Attention!
For 10¢ a day you can enjoy StudyLight.org ads
free while helping to build churches and support pastors in Uganda.
Click here to learn more!

Bible Commentaries

Schaff's Popular Commentary on the New Testament

2 John

- 2 John

by Philip Schaff

INTRODUCTION TO THE SECOND AND THIRD EPISTLES OF ST. JOHN.

I. EXTERNAL: AUTHORSHIP AND APOSTOLICITY.

IT may be taken for granted that these Epistles were written by the same author. According to the almost unanimous tenor of tradition, this was the Evangelist John. For instance, Irenaeus, Clement of Alexandria, Cyprian, Dionysius, and Alexander of Alexandria expressly quote from them as his. Origen and Eusebius refer to the two Epistles as suspected by many, but apparently without sharing the doubt themselves. Jerome mentions a current opinion that they were written by a Presbyter John, of whose existence we have only the insufficient witness of Papias as quoted by Eusebius. While it is easy to understand how such a man as Papias should confuse the tradition, it is hard to believe that two writers of the same name should so closely resemble each other in style and tone and authority. Erasmus revived this idea, which had never during the Middle Ages disturbed the tradition of the apostolical origin; and in later times it has been maintained on the ground of certain phrases occurring in the two smaller documents which are absent from the larger one. But in familiar Epistles to individuals such new phrases might be expected; and, though they are striking, they are lost in the multitude of express coincidences in phraseology. The term ‘Presbyter’ applied to himself by the writer has also been pleaded against the apostolical authorship. But without reason: St. John rarely mentions himself, never his apostolical authority; and the term Presbyter might be used as St. Peter used it, or as St. Paul called himself ‘Paul the elder’ or ‘the aged.’ Granting that St. John wrote these Epistles, we may suppose that they were written after, but not long after, the First; and from the same place, Ephesus.

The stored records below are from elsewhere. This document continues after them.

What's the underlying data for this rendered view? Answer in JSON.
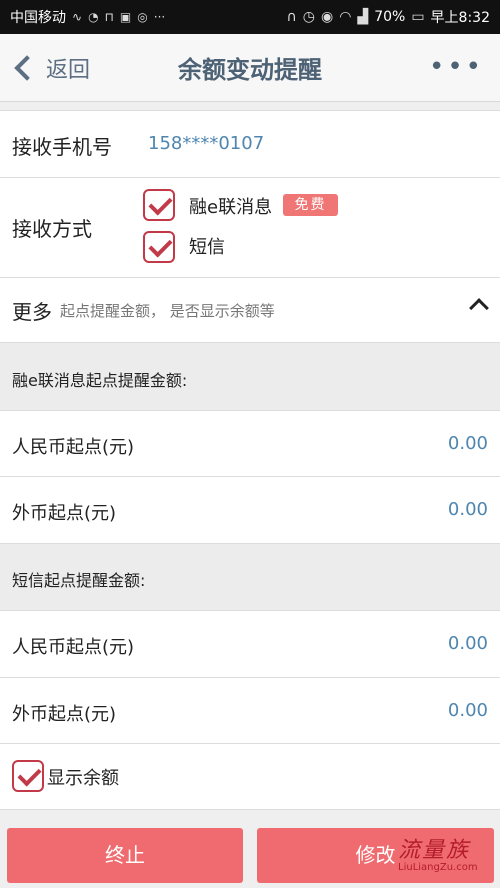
{
  "status_bar": {
    "carrier": "中国移动",
    "battery": "70%",
    "time": "早上8:32",
    "left_icons": [
      "activity-icon",
      "wechat-icon",
      "lock-icon",
      "news-icon",
      "app-icon",
      "ellipsis-icon"
    ],
    "right_icons": [
      "headphones-icon",
      "alarm-icon",
      "eye-icon",
      "wifi-icon",
      "signal-4g-icon",
      "battery-icon"
    ]
  },
  "header": {
    "back_label": "返回",
    "title": "余额变动提醒",
    "more_icon": "more-icon"
  },
  "phone_row": {
    "label": "接收手机号",
    "value": "158****0107"
  },
  "receive_method": {
    "label": "接收方式",
    "options": [
      {
        "label": "融e联消息",
        "checked": true,
        "badge": "免费"
      },
      {
        "label": "短信",
        "checked": true
      }
    ]
  },
  "more": {
    "label": "更多",
    "sub": "起点提醒金额， 是否显示余额等",
    "icon": "chevron-up-icon"
  },
  "sections": [
    {
      "title": "融e联消息起点提醒金额:",
      "rows": [
        {
          "label": "人民币起点(元)",
          "value": "0.00"
        },
        {
          "label": "外币起点(元)",
          "value": "0.00"
        }
      ]
    },
    {
      "title": "短信起点提醒金额:",
      "rows": [
        {
          "label": "人民币起点(元)",
          "value": "0.00"
        },
        {
          "label": "外币起点(元)",
          "value": "0.00"
        }
      ]
    }
  ],
  "show_balance": {
    "label": "显示余额",
    "checked": true
  },
  "buttons": {
    "stop": "终止",
    "modify": "修改"
  },
  "watermark": {
    "main": "流量族",
    "sub": "LiuLiangZu.com"
  },
  "colors": {
    "accent": "#c23a48",
    "button": "#ef6b6f",
    "link": "#4f86b0",
    "title": "#4e6275"
  }
}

II. INTERNAL: CHARACTERISTICS.

I. The Second Epistle stands alone in the New Testament as addressed to a Christian household. It is written to a Matron of note and her children, commending the piety of some members of the family whom the apostle had met, and warning them against the intrusion into their circle of false teachers. Hence it is the worthy pendant of the Third Epistle, which is written to a Christian man occupying an equally important position in his community. It was held by some in ancient times, and by many in later, that the ‘lady’ was a symbolical expression for the church, or a particular church. A preliminary objection to this is that there is no precedent for such an allegorical mode of expression, nor any obvious reason for it; and then a careful comparison of the two Epistles will suggest that individuals are addressed in both.

The other controversy, as to whether the term rendered ‘lady’ ought to be regarded as a proper name, cannot easily be settled: the balance preponderates in favour of Kyria being the name of the matron who receives the letter

II. The Third Epistle sheds an impressive light upon the state of the Church when about to lose the light of inspiration and the apostolic presence. St. John’s authority in a church probably not founded by himself, was contested even as St. Paul’s had been, though for a different reason: it is possible that the extreme age and venerableness which should have secured him honour encouraged a factious and bigoted enemy of the missionary Gospel to oppose him. The immediate occasion of the resistance of Diotrephes and his company was the apostle’s recommendation of certain evangelists to the hospitality and general help of this community. St. John’s request might have been sent by the hands of Demetrius, whose character, as opposed to that of Diotrephes, is stamped with the most emphatic approval. The issue we do not know, nor indeed anything further about the controversy. But we have a rich side light thrown on the virtue of hospitality, on the missionary activity of the church, and on the apostle’s consciousness of high authority. The term church itself, mentioned so often, is important against those who misconstrue the absence of it from the First Epistle: in both the all-essential matter is fellowship with the Father and the Son in and through the Spirit; but in both there is evidently an organized fellowship among Christians, though in the Second only is it called a Church. It is, however, the exhibition of what may be called Family Religion that gives this Epistle, by the side of the Second, so deep and lasting an interest at the close of the canonical Scriptures.